──────── RECORDS SHOWN
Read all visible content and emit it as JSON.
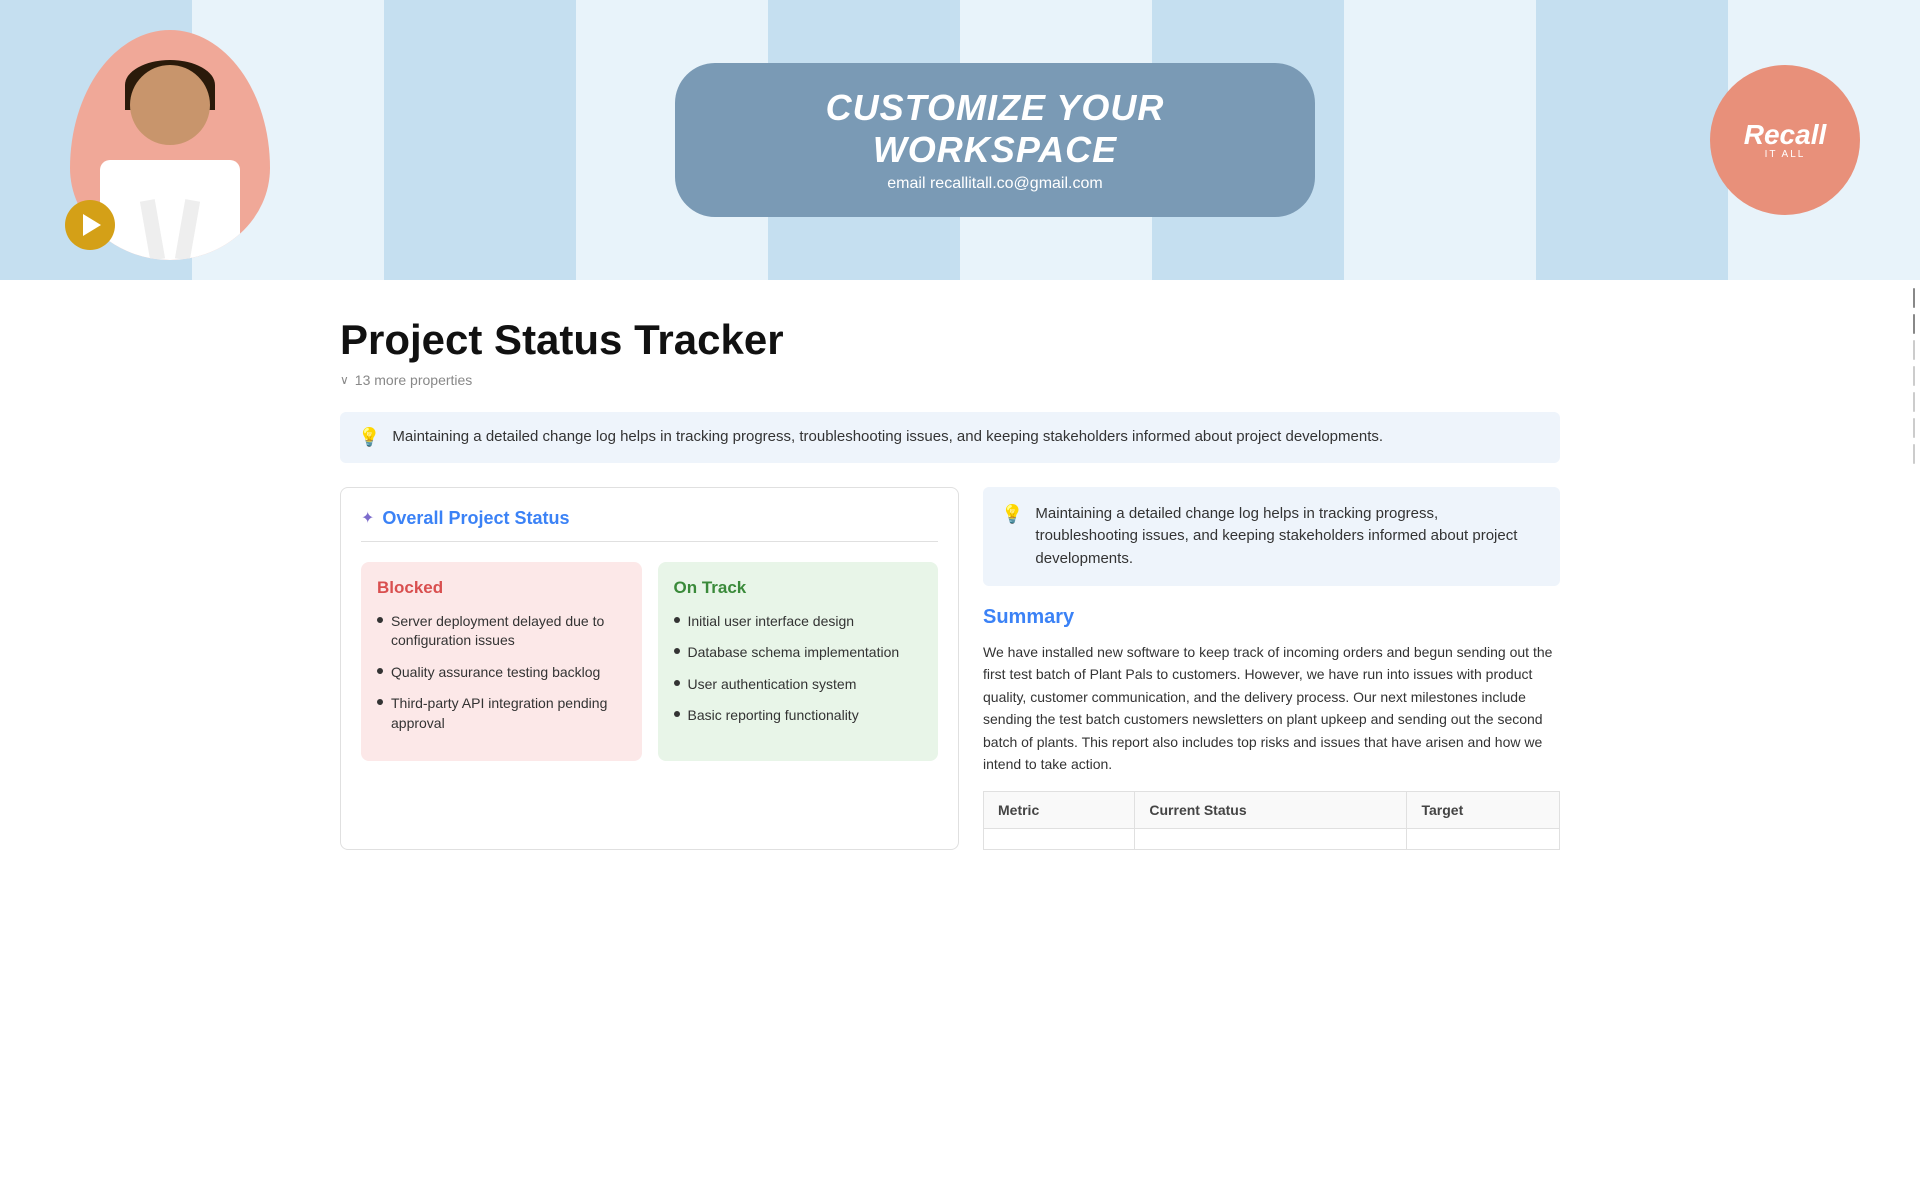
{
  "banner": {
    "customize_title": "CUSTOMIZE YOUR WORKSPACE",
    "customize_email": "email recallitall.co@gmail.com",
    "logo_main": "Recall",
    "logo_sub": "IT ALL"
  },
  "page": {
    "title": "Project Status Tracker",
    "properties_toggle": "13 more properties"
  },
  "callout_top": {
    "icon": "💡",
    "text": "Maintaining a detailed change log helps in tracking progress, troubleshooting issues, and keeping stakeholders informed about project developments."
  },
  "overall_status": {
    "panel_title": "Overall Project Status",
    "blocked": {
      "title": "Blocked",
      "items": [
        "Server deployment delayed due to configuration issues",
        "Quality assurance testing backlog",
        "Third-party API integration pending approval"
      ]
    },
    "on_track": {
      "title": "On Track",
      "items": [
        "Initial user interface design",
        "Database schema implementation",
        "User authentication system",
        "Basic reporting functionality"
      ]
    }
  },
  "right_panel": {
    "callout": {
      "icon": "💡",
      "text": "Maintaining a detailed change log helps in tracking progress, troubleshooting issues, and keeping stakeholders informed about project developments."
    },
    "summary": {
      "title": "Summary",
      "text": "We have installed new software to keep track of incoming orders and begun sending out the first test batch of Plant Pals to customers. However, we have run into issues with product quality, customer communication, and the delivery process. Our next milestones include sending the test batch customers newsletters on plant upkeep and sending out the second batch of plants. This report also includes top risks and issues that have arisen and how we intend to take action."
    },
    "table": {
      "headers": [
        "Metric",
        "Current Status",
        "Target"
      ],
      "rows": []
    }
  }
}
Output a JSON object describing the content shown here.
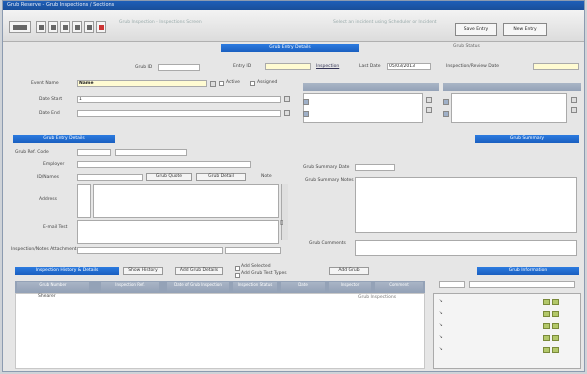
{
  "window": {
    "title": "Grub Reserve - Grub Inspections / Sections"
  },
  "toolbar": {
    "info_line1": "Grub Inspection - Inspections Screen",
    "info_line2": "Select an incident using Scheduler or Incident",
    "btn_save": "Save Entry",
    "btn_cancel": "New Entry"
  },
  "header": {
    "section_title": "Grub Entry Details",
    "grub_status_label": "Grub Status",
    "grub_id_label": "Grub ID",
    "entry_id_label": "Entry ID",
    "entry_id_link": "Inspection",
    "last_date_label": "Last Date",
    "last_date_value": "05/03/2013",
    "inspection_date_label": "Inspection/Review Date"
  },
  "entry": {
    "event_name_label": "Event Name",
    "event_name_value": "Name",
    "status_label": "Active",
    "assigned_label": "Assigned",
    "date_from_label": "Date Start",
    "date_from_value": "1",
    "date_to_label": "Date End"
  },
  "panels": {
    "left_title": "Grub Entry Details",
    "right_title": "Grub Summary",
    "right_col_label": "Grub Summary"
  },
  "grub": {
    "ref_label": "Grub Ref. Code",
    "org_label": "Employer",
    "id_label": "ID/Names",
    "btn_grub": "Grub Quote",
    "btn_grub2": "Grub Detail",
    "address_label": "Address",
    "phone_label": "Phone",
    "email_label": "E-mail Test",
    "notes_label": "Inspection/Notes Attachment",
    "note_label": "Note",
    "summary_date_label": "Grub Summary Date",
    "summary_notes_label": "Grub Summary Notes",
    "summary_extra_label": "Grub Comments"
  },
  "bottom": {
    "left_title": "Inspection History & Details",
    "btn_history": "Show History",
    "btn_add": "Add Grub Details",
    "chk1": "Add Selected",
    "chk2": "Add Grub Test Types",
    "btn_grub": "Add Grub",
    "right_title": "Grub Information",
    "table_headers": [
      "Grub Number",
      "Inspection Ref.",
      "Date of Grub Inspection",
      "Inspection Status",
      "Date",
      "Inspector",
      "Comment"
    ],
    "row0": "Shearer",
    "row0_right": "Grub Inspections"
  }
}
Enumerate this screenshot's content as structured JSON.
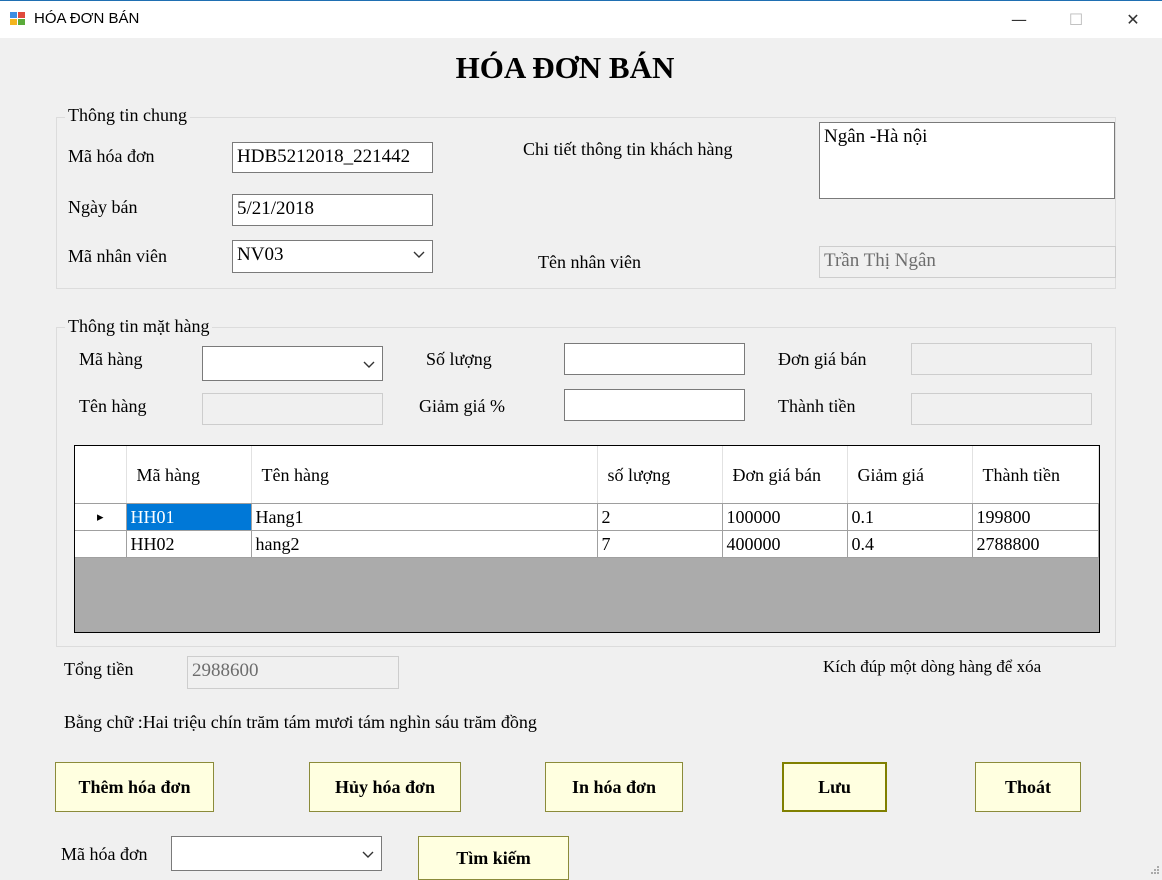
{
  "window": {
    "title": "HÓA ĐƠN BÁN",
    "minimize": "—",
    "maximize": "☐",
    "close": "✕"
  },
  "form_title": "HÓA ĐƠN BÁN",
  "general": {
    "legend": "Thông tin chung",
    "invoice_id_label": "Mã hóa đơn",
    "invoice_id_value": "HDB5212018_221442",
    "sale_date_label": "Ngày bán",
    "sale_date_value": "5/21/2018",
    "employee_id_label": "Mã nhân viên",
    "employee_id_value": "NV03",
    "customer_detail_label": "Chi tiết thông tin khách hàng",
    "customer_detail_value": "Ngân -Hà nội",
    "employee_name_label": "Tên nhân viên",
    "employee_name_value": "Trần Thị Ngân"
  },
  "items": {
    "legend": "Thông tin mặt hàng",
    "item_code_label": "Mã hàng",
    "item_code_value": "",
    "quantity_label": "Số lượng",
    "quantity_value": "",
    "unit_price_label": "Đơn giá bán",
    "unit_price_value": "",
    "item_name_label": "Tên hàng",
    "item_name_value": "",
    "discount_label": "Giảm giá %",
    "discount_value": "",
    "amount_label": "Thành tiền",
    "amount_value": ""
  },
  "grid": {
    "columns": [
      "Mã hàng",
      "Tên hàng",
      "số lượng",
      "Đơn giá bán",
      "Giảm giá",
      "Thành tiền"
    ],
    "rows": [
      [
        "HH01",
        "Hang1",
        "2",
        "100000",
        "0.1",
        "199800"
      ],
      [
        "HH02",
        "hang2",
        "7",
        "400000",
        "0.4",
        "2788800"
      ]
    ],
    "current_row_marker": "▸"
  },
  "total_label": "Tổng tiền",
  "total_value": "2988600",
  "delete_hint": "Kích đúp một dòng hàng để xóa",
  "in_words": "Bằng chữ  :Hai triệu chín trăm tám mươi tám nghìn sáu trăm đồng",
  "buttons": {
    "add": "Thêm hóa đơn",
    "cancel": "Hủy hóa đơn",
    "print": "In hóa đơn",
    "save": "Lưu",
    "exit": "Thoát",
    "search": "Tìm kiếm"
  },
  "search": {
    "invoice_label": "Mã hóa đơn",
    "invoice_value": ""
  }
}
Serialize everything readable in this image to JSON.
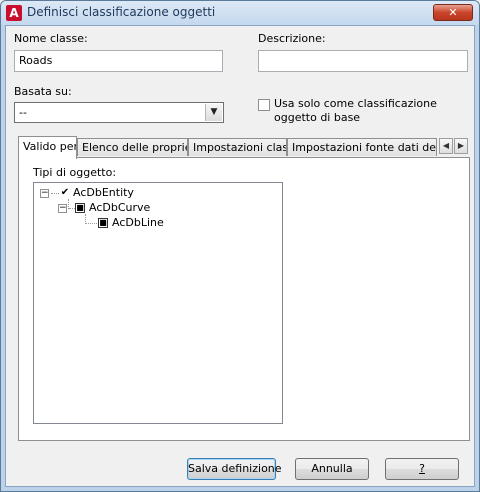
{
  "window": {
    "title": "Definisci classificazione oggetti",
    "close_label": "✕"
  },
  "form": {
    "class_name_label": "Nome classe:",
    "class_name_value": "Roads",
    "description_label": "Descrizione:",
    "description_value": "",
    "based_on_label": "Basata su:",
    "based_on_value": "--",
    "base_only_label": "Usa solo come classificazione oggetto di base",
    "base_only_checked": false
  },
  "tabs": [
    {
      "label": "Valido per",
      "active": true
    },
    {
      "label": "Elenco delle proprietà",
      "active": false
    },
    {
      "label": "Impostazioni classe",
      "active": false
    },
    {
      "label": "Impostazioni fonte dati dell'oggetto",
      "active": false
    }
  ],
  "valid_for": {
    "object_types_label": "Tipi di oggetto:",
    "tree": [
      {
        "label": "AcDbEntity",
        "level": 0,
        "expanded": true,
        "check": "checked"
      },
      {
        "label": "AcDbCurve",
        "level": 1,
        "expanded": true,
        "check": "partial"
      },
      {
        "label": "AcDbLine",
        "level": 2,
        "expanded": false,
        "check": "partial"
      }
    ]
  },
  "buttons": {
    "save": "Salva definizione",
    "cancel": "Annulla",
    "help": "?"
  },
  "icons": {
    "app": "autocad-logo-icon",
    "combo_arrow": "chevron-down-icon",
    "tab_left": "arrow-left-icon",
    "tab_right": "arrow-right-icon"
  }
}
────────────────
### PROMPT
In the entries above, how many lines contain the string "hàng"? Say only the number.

### SOLUTION TO THIS PROBLEM
7